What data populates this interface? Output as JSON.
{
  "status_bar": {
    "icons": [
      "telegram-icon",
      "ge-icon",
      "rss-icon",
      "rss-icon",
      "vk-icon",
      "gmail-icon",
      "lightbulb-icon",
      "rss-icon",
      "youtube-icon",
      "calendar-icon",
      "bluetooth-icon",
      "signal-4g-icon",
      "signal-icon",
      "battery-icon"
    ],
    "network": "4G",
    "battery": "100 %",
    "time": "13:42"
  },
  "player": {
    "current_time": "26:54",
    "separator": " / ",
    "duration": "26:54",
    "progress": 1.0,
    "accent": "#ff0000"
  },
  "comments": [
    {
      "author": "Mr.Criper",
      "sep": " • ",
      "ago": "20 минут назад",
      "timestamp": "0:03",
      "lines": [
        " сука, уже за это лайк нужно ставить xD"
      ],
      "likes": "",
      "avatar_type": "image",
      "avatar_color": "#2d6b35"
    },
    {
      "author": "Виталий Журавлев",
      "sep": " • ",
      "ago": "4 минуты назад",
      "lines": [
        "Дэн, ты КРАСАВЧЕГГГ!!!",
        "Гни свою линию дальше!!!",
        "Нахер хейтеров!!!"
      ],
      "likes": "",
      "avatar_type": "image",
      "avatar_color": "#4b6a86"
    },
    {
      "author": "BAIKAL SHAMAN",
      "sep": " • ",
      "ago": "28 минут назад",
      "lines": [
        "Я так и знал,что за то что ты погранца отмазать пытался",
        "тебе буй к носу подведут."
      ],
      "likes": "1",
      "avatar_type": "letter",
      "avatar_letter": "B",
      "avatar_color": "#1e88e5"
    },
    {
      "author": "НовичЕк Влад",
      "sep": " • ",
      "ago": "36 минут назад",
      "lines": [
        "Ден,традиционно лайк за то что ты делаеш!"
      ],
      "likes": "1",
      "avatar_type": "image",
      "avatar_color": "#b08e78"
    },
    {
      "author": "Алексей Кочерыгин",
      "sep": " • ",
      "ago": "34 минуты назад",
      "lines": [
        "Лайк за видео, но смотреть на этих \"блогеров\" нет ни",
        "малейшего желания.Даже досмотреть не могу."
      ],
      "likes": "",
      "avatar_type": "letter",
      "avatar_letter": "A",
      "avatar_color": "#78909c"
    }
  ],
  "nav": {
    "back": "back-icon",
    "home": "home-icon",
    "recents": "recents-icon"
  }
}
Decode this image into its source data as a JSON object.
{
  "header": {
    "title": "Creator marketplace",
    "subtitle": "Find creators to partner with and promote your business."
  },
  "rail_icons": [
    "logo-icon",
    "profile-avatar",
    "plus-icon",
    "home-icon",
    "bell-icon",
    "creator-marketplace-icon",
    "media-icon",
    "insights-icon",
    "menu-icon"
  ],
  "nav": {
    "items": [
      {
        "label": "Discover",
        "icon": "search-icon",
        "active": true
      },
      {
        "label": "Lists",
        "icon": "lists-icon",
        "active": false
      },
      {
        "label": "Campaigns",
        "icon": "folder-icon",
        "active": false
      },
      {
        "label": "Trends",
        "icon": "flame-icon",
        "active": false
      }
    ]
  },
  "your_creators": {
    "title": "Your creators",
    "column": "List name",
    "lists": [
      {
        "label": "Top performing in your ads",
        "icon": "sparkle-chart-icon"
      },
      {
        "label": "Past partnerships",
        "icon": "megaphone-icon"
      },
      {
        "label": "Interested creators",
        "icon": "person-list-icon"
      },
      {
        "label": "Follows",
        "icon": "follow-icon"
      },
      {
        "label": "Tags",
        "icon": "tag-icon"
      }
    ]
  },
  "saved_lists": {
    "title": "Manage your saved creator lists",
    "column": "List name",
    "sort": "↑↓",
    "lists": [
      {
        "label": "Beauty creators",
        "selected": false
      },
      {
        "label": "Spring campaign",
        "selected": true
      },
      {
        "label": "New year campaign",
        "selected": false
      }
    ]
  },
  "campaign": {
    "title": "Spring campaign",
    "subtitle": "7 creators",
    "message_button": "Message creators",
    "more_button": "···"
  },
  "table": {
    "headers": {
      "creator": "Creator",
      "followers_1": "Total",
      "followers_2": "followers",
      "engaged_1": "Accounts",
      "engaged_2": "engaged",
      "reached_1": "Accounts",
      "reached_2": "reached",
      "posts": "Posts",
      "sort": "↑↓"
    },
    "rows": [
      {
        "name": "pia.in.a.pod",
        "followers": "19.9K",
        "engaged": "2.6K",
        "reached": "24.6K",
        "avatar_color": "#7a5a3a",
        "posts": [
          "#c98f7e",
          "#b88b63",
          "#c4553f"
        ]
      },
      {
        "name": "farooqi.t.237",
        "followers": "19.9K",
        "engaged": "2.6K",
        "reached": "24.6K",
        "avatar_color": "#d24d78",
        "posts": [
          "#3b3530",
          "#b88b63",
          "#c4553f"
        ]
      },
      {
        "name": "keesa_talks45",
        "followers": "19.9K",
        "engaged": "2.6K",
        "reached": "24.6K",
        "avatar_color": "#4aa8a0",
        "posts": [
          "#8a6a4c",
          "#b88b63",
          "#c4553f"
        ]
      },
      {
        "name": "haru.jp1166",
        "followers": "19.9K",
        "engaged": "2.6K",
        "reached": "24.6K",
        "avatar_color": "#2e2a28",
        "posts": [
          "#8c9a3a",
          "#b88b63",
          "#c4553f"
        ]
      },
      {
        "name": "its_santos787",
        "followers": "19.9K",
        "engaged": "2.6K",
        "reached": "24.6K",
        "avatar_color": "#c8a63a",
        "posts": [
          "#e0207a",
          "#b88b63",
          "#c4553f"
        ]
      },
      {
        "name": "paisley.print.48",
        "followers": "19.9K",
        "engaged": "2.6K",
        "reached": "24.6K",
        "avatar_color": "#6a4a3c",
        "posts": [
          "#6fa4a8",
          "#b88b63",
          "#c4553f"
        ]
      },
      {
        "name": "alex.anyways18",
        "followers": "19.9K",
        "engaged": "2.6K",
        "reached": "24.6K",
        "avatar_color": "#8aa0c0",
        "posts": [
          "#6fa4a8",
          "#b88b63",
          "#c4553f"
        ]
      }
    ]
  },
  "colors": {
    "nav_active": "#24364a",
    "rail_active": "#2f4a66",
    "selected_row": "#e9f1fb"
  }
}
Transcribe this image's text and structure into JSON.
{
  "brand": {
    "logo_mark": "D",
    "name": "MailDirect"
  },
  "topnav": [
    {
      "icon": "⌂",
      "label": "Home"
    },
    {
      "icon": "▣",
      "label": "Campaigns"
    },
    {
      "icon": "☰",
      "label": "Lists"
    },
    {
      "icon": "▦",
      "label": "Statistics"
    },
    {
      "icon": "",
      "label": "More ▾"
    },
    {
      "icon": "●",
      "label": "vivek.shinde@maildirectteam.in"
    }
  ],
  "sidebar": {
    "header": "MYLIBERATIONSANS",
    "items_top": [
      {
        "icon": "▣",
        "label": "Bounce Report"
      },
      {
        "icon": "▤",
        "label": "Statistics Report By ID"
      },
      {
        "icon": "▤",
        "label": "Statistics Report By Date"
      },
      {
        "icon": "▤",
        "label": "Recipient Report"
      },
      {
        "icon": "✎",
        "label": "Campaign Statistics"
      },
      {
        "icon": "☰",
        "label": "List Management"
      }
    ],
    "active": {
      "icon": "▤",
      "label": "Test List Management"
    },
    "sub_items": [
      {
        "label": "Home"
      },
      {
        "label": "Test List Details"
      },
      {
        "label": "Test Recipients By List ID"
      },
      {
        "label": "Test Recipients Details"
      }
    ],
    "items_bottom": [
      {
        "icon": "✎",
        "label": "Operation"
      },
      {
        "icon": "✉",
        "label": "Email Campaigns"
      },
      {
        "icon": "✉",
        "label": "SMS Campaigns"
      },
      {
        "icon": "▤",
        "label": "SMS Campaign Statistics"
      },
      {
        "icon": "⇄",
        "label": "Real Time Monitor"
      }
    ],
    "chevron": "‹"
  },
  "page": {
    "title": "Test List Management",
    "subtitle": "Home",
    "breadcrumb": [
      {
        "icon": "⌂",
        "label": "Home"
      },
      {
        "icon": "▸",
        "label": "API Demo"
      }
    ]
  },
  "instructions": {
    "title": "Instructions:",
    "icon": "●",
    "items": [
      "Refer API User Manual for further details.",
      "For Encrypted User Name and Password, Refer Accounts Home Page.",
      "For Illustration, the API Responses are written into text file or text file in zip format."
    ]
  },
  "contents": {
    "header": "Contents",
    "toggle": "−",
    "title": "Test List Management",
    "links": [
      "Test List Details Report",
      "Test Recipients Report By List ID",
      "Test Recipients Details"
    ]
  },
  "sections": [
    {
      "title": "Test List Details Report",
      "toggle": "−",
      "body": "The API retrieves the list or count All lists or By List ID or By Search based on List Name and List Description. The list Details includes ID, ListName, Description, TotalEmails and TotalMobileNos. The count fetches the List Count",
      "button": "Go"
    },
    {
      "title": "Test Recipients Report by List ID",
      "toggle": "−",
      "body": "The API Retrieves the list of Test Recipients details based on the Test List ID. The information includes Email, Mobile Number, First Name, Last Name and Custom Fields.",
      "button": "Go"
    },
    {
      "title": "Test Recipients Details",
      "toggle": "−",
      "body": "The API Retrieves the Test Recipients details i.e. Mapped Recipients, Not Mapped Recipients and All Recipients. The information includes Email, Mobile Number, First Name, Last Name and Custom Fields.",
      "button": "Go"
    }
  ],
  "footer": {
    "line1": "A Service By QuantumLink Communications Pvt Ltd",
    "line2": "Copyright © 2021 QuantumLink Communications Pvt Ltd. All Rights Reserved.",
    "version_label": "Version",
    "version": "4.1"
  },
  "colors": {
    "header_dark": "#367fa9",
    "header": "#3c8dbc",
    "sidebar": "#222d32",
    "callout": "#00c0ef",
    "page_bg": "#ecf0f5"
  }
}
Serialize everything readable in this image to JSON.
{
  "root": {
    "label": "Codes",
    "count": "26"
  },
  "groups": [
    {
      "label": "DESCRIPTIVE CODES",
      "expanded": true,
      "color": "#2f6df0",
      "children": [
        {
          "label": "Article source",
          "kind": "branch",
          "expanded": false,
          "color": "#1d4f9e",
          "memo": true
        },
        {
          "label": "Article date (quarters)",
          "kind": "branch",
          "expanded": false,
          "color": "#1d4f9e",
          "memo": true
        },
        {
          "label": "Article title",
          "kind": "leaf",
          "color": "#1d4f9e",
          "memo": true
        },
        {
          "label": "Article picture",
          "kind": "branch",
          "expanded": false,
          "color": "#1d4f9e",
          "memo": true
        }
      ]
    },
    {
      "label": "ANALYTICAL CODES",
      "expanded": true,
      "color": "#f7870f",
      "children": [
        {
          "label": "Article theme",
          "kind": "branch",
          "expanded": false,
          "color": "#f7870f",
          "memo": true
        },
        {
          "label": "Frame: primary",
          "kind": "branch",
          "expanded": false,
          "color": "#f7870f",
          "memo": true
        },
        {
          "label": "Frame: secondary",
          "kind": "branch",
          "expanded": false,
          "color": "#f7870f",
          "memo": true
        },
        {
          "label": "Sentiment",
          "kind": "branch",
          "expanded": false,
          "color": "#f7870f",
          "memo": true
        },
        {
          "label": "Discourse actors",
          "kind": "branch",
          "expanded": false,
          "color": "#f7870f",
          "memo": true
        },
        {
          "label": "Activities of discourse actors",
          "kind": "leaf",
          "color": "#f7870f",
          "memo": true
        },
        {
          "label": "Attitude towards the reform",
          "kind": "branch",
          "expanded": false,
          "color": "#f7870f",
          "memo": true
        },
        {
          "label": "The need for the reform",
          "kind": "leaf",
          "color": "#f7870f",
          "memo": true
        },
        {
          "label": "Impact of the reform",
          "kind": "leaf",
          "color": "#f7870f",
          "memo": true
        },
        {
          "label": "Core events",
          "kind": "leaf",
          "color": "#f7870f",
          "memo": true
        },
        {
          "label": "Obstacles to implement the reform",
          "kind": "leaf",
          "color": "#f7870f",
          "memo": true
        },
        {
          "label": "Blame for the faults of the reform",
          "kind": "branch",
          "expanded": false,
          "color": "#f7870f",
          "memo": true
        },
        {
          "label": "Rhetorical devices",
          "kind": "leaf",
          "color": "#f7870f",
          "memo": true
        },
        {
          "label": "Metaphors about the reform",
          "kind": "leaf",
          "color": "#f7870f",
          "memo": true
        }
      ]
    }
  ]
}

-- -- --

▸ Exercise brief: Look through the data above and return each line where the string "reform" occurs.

▸ Solution to this exercise:
          "label": "Attitude towards the reform",
          "label": "The need for the reform",
          "label": "Impact of the reform",
          "label": "Obstacles to implement the reform",
          "label": "Blame for the faults of the reform",
          "label": "Metaphors about the reform",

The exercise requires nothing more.